City of Ember succeeds despite its shortcomings, not only because of its fun and inspiring story, but because most of its flaws are things kids won't notice anyway. It opens with a glimpse of the titular city's birth several generations earlier, when the men who created it -- henceforth affectionately known as The Builders -- are constructing the town many miles below the earth, essentially as a vast fallout shelter. Hoping to preserve a thriving populace for roughly as long as it would take to wait out the effects of an impending unnamed (but presumably war-related) disaster, the miraculously self-contained enclave is equipped with seemingly limitless supply shelves, electric power, and complete isolation from the rest of the world.
The story then jumps forward to present day in the happy, close-knit community, where we meet our tween heroes, Doon (Harry Treadaway) and Lina (Saoirse Ronan). We also meet the other denizens of the town, and learn that a lot has changed since the time of The Builders. It seems that the citizens, however caring and warm, have become placated with the constant reinforcement that Ember is such a beacon of hope and light -- a joyful sense of pride that's been passed down through the generations at the apparent sacrifice of any deep knowledge about how anything works. The town has plumbers and electricians that can fix problem ABC with the instructions in manual XYZ, but most understanding of how the city's infrastructure actually functions has been lost, including knowledge of electricity, or even fire. These days, these things are basically magic.
The problem is that Ember has been running for well past the 200 years its generator was designed for. Nobody knows how to fix it, and while the food supplies dwindle, the lights start to regularly flicker and even go out, threatening to leave the sunless, moonless city in complete darkness forever. These moments are truly chilling, and they turn the cute little fairy-tale city into a scary place pretty quickly. This juxtaposition of harmonious utopia and broken-down dystopia makes for a very interesting world. Ember is full of quaint, old-fashioned, provincial looking streets, and lots of grand, steampunk type clockwork, like a future imagined in an Arthur C. Clarke novel. But it's also dingy and careworn and not at all unlike the underground city of Zion from the Matrix sequels -- with lots of loose, open knit sweaters.

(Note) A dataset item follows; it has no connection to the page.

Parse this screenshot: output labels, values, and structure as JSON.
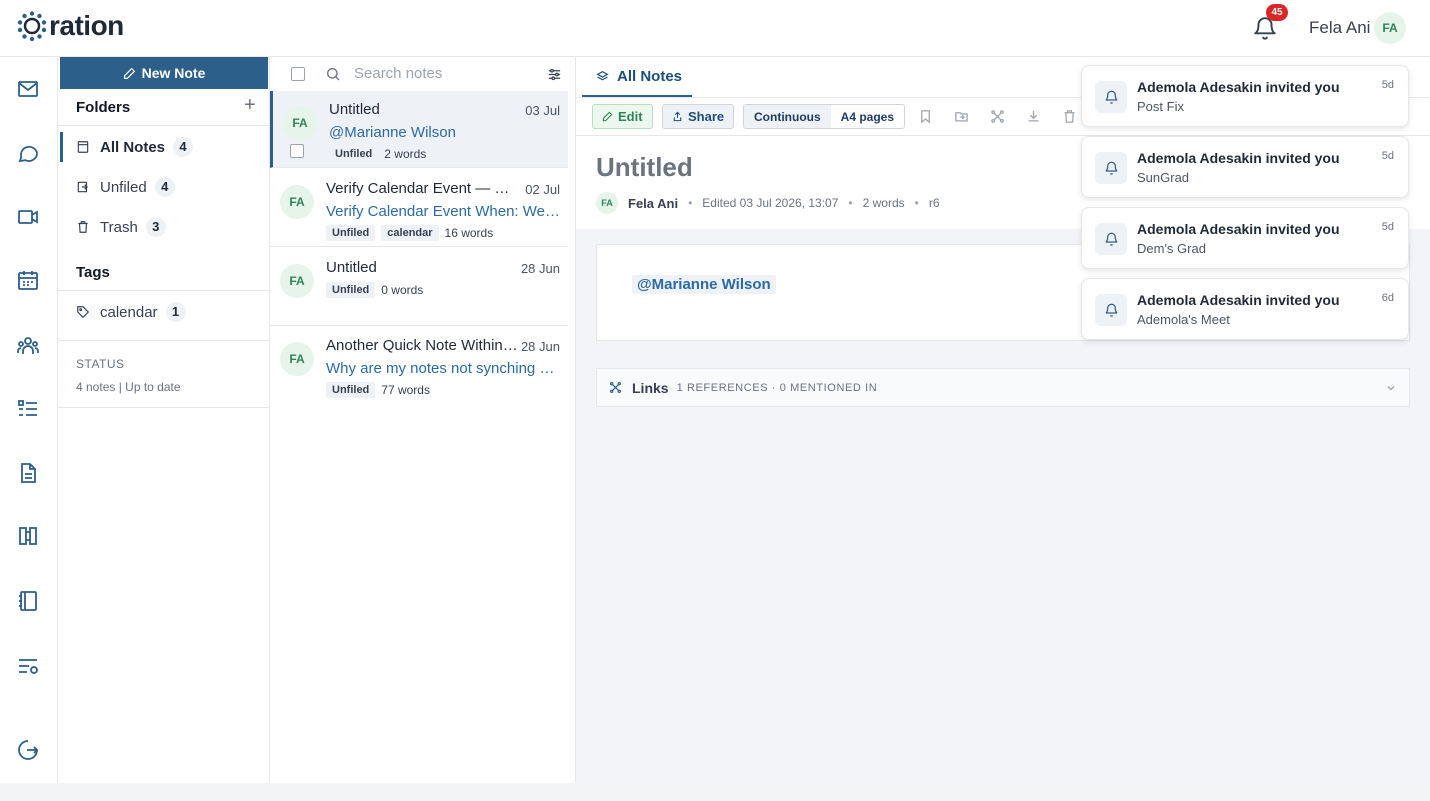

This makes the movie dark both literally and tonally, evoking that fear of darkness and entrapment so that even grown-ups might start to feel skittish.
Unfortunately, the movie's two heroes are seemingly the only two people in Ember who are curious, or even worried, about the crumbling infrastructure. Well-meaning adults keep in step with their own insulated world view, insisting that nothing exists outside of Ember, only darkness, and that it's pointless (not to mention illegal) to try to leave. Here, the story spins into a classic fable; the ignorance that seemed so blissful shows it's just one half of a coin, where the other side holds apathy and hopelessness. The moral might well be lost on kids, but for adults, it's compelling -- all the more so because we like the good people of this dying city.
Things take off when Lina and Doon find an artifact left by The Builders with partial instructions for leaving Ember. It sends the two on a series of exciting adventures, running all over the murky innards of the municipality like raggedy detectives. They continue their hunt throughout numerous dangers, as well as outright forbiddance (stemming from corruption on the part of Ember's Mayor Cole, played by Bill Murray with his signature, genius brand of bored entitlement), but with each clue, the kids gain new insight into the minds of The Builders -- whose true intentions for Ember included the inhabitants one day leaving.
The film can get a little muddled here and there, with hiccups in the storytelling that can lead to confusion (What's this guy’s job again? Why is she telling the secret? Was that a giant mole monster just now?), but kids probably won’t notice, and grown-up kids probably won't care. Lina and Doon's vigilant sense of hope is, in the end, incredibly inspiring and extremely pertinent. Released to theaters just weeks after the reveal of a devastating economic crisis, and in the midst of a presidential election that puts apocalyptic visions of global warming, terrorism, and the Great Depression front and center in people's minds, the movie feels uncannily relevant and heartbreakingly uplifting. It might be a staple theme in family films, but City of Ember is a useful reminder about the power of the human spirit to triumph where our own hopelessly broken systems have failed. It's a message that the filmmakers didn't take for granted -- and that hopefully viewers won't either. leave a comment --Cammila Albertson
A fun and moving family film with a subtly dark feel rarely seen in kids' movies since the '80s,